=== Exercise data ===
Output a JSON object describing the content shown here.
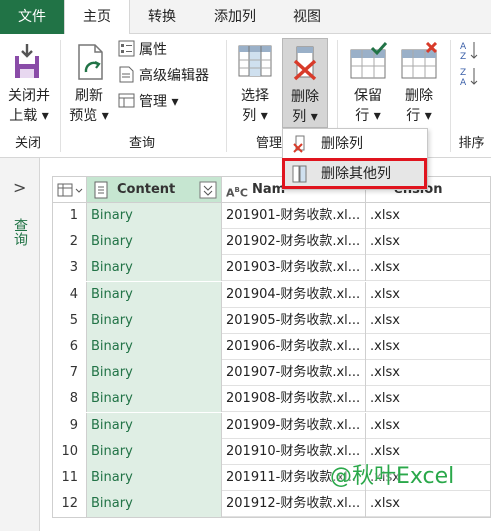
{
  "tabs": [
    {
      "label": "文件"
    },
    {
      "label": "主页"
    },
    {
      "label": "转换"
    },
    {
      "label": "添加列"
    },
    {
      "label": "视图"
    }
  ],
  "ribbon": {
    "close_load": {
      "line1": "关闭并",
      "line2": "上载 ▾"
    },
    "refresh": {
      "line1": "刷新",
      "line2": "预览 ▾"
    },
    "properties": "属性",
    "advanced_editor": "高级编辑器",
    "manage": "管理 ▾",
    "choose_cols": {
      "line1": "选择",
      "line2": "列 ▾"
    },
    "remove_cols": {
      "line1": "删除",
      "line2": "列 ▾"
    },
    "keep_rows": {
      "line1": "保留",
      "line2": "行 ▾"
    },
    "remove_rows": {
      "line1": "删除",
      "line2": "行 ▾"
    },
    "groups": {
      "close": "关闭",
      "query": "查询",
      "manage_cols": "管理",
      "sort": "排序"
    }
  },
  "menu": {
    "remove_columns": "删除列",
    "remove_other_columns": "删除其他列"
  },
  "left_pane": {
    "label": "查询"
  },
  "grid": {
    "headers": {
      "content": "Content",
      "name_prefix": "Nam",
      "ext_suffix": "ension"
    },
    "rows": [
      {
        "num": "1",
        "content": "Binary",
        "name": "201901-财务收款.xl...",
        "ext": ".xlsx"
      },
      {
        "num": "2",
        "content": "Binary",
        "name": "201902-财务收款.xl...",
        "ext": ".xlsx"
      },
      {
        "num": "3",
        "content": "Binary",
        "name": "201903-财务收款.xl...",
        "ext": ".xlsx"
      },
      {
        "num": "4",
        "content": "Binary",
        "name": "201904-财务收款.xl...",
        "ext": ".xlsx"
      },
      {
        "num": "5",
        "content": "Binary",
        "name": "201905-财务收款.xl...",
        "ext": ".xlsx"
      },
      {
        "num": "6",
        "content": "Binary",
        "name": "201906-财务收款.xl...",
        "ext": ".xlsx"
      },
      {
        "num": "7",
        "content": "Binary",
        "name": "201907-财务收款.xl...",
        "ext": ".xlsx"
      },
      {
        "num": "8",
        "content": "Binary",
        "name": "201908-财务收款.xl...",
        "ext": ".xlsx"
      },
      {
        "num": "9",
        "content": "Binary",
        "name": "201909-财务收款.xl...",
        "ext": ".xlsx"
      },
      {
        "num": "10",
        "content": "Binary",
        "name": "201910-财务收款.xl...",
        "ext": ".xlsx"
      },
      {
        "num": "11",
        "content": "Binary",
        "name": "201911-财务收款.xl...",
        "ext": ".xlsx"
      },
      {
        "num": "12",
        "content": "Binary",
        "name": "201912-财务收款.xl...",
        "ext": ".xlsx"
      }
    ]
  },
  "watermark": "@秋叶Excel",
  "colors": {
    "accent": "#217346",
    "highlight": "#e0141e",
    "content_col": "#dfeee4"
  }
}
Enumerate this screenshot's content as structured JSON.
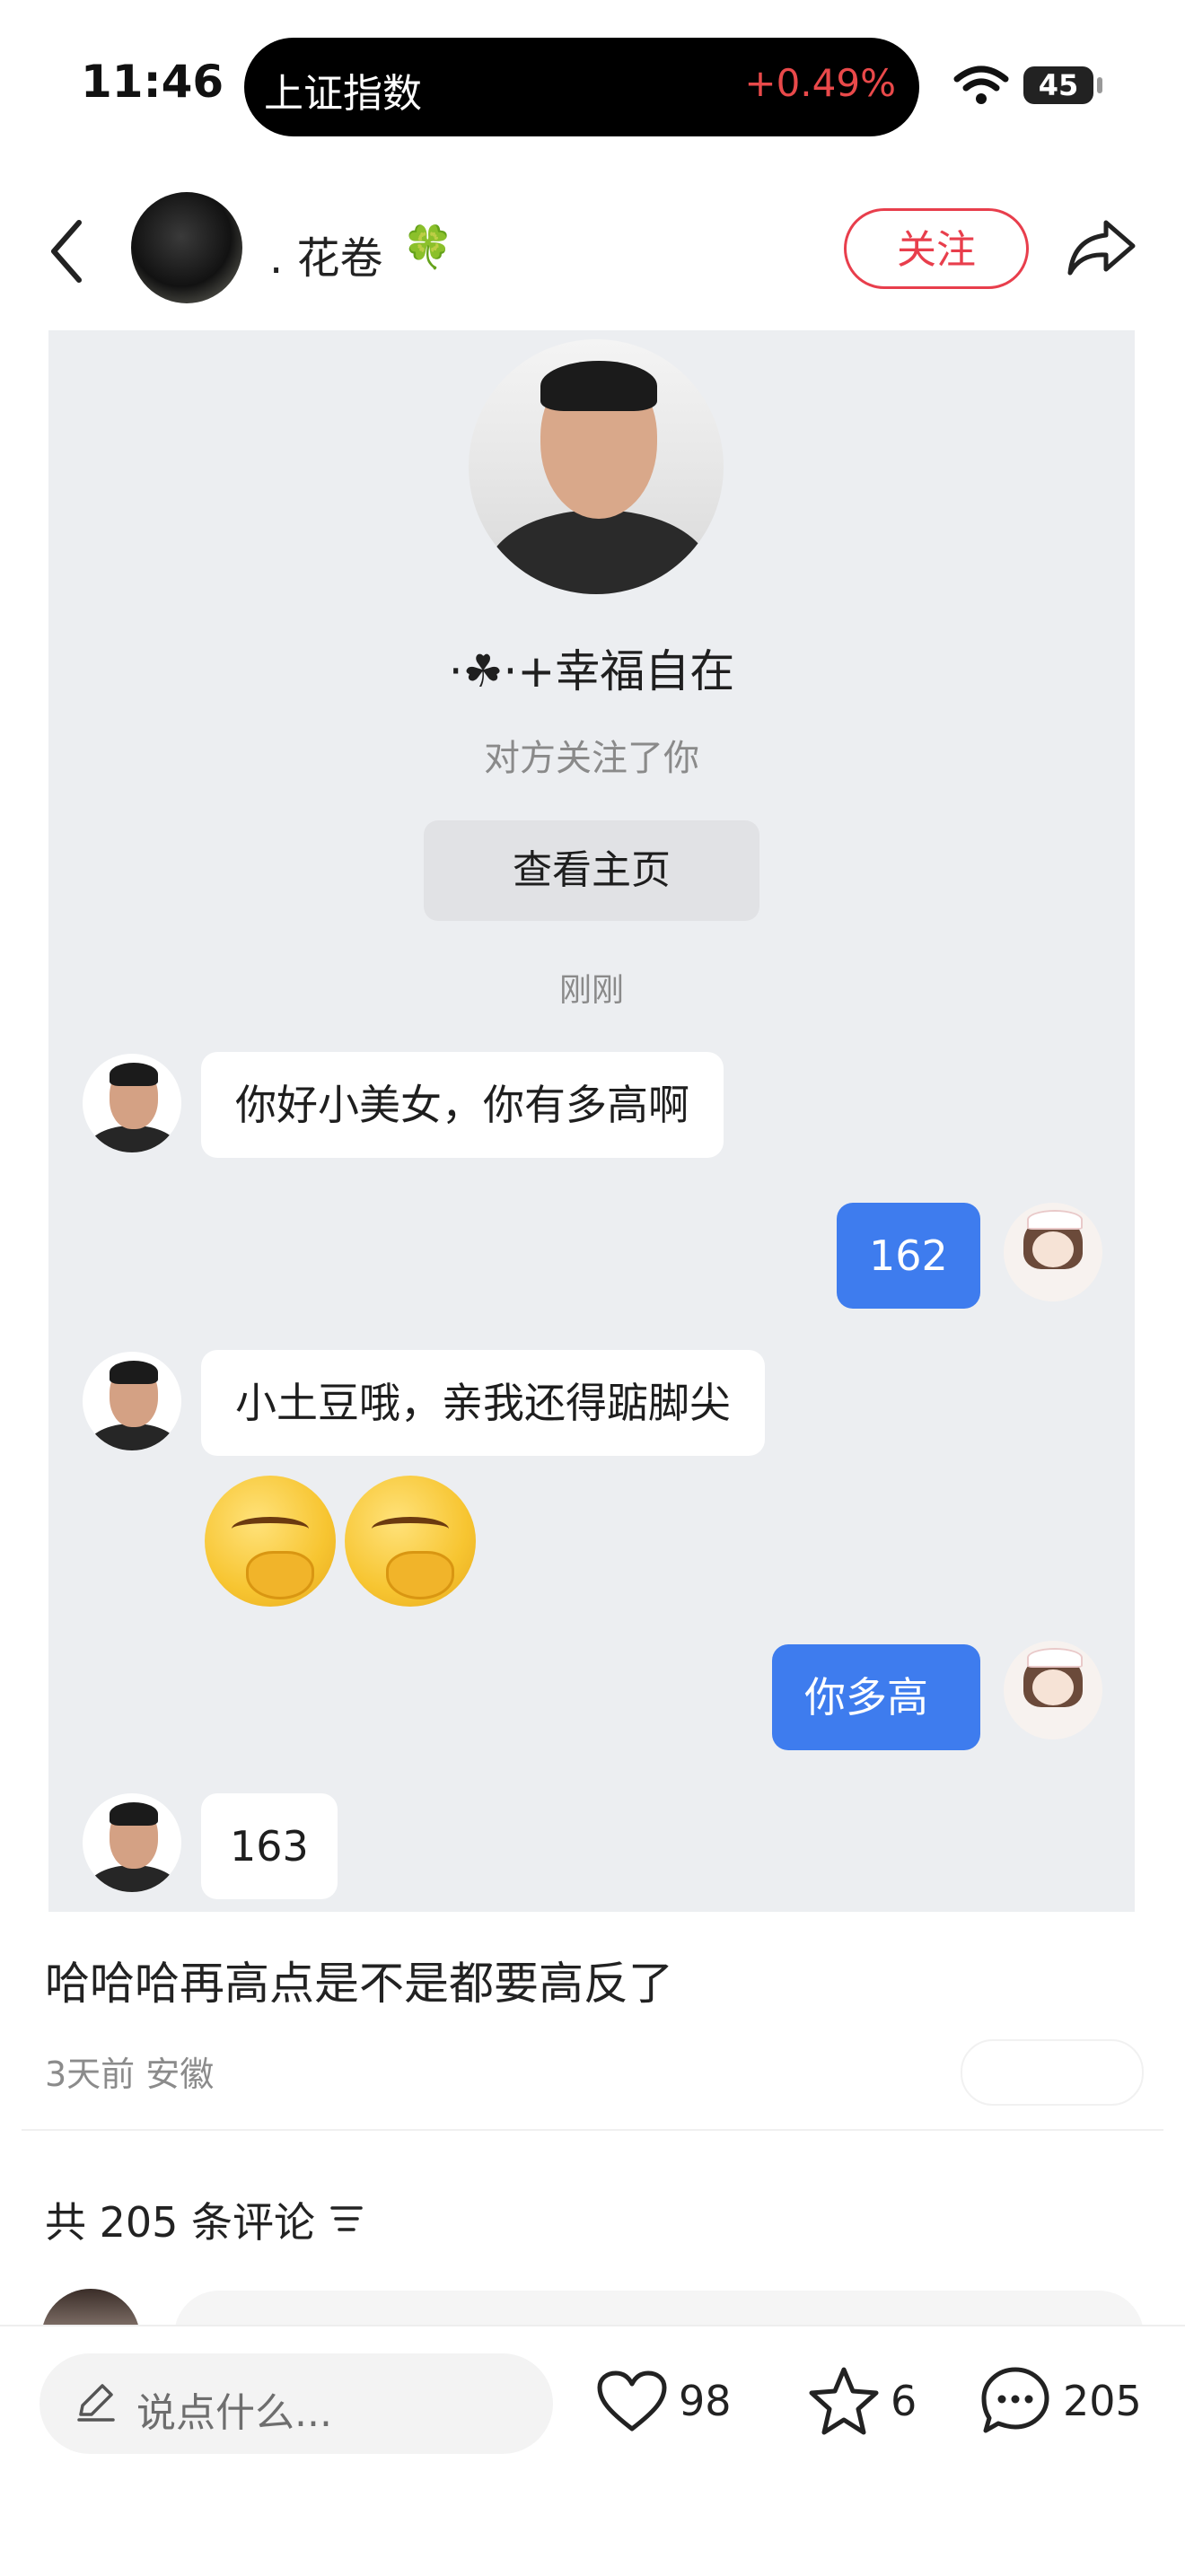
{
  "status_bar": {
    "time": "11:46",
    "ticker_name": "上证指数",
    "ticker_value": "+0.49%",
    "battery": "45"
  },
  "header": {
    "author_name": ". 花卷",
    "author_emoji": "🍀",
    "follow_label": "关注"
  },
  "screenshot": {
    "profile_name": "·☘·+幸福自在 ",
    "profile_sub": "对方关注了你",
    "view_home_label": "查看主页",
    "time_label": "刚刚",
    "messages": [
      {
        "side": "left",
        "text": "你好小美女，你有多高啊"
      },
      {
        "side": "right",
        "text": "162"
      },
      {
        "side": "left",
        "text": "小土豆哦，亲我还得踮脚尖"
      },
      {
        "side": "right",
        "text": "你多高"
      },
      {
        "side": "left",
        "text": "163"
      }
    ]
  },
  "post": {
    "caption": "哈哈哈再高点是不是都要高反了",
    "meta": "3天前 安徽",
    "comments_title": "共 205 条评论"
  },
  "bottom_bar": {
    "input_placeholder": "说点什么...",
    "like_count": "98",
    "star_count": "6",
    "comment_count": "205"
  },
  "colors": {
    "accent_red": "#e83e4c",
    "bubble_blue": "#3e7cee",
    "ticker_up": "#e9494a"
  }
}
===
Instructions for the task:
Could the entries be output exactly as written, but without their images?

Answer to this problem:
Output a JSON object describing the content shown here.
{
  "tabs": [
    {
      "label": "文件"
    },
    {
      "label": "主页"
    },
    {
      "label": "转换"
    },
    {
      "label": "添加列"
    },
    {
      "label": "视图"
    }
  ],
  "ribbon": {
    "close_load": {
      "line1": "关闭并",
      "line2": "上载 ▾"
    },
    "refresh": {
      "line1": "刷新",
      "line2": "预览 ▾"
    },
    "properties": "属性",
    "advanced_editor": "高级编辑器",
    "manage": "管理 ▾",
    "choose_cols": {
      "line1": "选择",
      "line2": "列 ▾"
    },
    "remove_cols": {
      "line1": "删除",
      "line2": "列 ▾"
    },
    "keep_rows": {
      "line1": "保留",
      "line2": "行 ▾"
    },
    "remove_rows": {
      "line1": "删除",
      "line2": "行 ▾"
    },
    "groups": {
      "close": "关闭",
      "query": "查询",
      "manage_cols": "管理",
      "sort": "排序"
    }
  },
  "menu": {
    "remove_columns": "删除列",
    "remove_other_columns": "删除其他列"
  },
  "left_pane": {
    "label": "查询"
  },
  "grid": {
    "headers": {
      "content": "Content",
      "name_prefix": "Nam",
      "ext_suffix": "ension"
    },
    "rows": [
      {
        "num": "1",
        "content": "Binary",
        "name": "201901-财务收款.xl...",
        "ext": ".xlsx"
      },
      {
        "num": "2",
        "content": "Binary",
        "name": "201902-财务收款.xl...",
        "ext": ".xlsx"
      },
      {
        "num": "3",
        "content": "Binary",
        "name": "201903-财务收款.xl...",
        "ext": ".xlsx"
      },
      {
        "num": "4",
        "content": "Binary",
        "name": "201904-财务收款.xl...",
        "ext": ".xlsx"
      },
      {
        "num": "5",
        "content": "Binary",
        "name": "201905-财务收款.xl...",
        "ext": ".xlsx"
      },
      {
        "num": "6",
        "content": "Binary",
        "name": "201906-财务收款.xl...",
        "ext": ".xlsx"
      },
      {
        "num": "7",
        "content": "Binary",
        "name": "201907-财务收款.xl...",
        "ext": ".xlsx"
      },
      {
        "num": "8",
        "content": "Binary",
        "name": "201908-财务收款.xl...",
        "ext": ".xlsx"
      },
      {
        "num": "9",
        "content": "Binary",
        "name": "201909-财务收款.xl...",
        "ext": ".xlsx"
      },
      {
        "num": "10",
        "content": "Binary",
        "name": "201910-财务收款.xl...",
        "ext": ".xlsx"
      },
      {
        "num": "11",
        "content": "Binary",
        "name": "201911-财务收款.xl...",
        "ext": ".xlsx"
      },
      {
        "num": "12",
        "content": "Binary",
        "name": "201912-财务收款.xl...",
        "ext": ".xlsx"
      }
    ]
  },
  "watermark": "@秋叶Excel",
  "colors": {
    "accent": "#217346",
    "highlight": "#e0141e",
    "content_col": "#dfeee4"
  }
}
Enumerate this screenshot's content as structured JSON.
{
  "status_bar": {
    "time": "11:46",
    "ticker_name": "上证指数",
    "ticker_value": "+0.49%",
    "battery": "45"
  },
  "header": {
    "author_name": ". 花卷",
    "author_emoji": "🍀",
    "follow_label": "关注"
  },
  "screenshot": {
    "profile_name": "·☘·+幸福自在 ",
    "profile_sub": "对方关注了你",
    "view_home_label": "查看主页",
    "time_label": "刚刚",
    "messages": [
      {
        "side": "left",
        "text": "你好小美女，你有多高啊"
      },
      {
        "side": "right",
        "text": "162"
      },
      {
        "side": "left",
        "text": "小土豆哦，亲我还得踮脚尖"
      },
      {
        "side": "right",
        "text": "你多高"
      },
      {
        "side": "left",
        "text": "163"
      }
    ]
  },
  "post": {
    "caption": "哈哈哈再高点是不是都要高反了",
    "meta": "3天前 安徽",
    "comments_title": "共 205 条评论"
  },
  "bottom_bar": {
    "input_placeholder": "说点什么...",
    "like_count": "98",
    "star_count": "6",
    "comment_count": "205"
  },
  "colors": {
    "accent_red": "#e83e4c",
    "bubble_blue": "#3e7cee",
    "ticker_up": "#e9494a"
  }
}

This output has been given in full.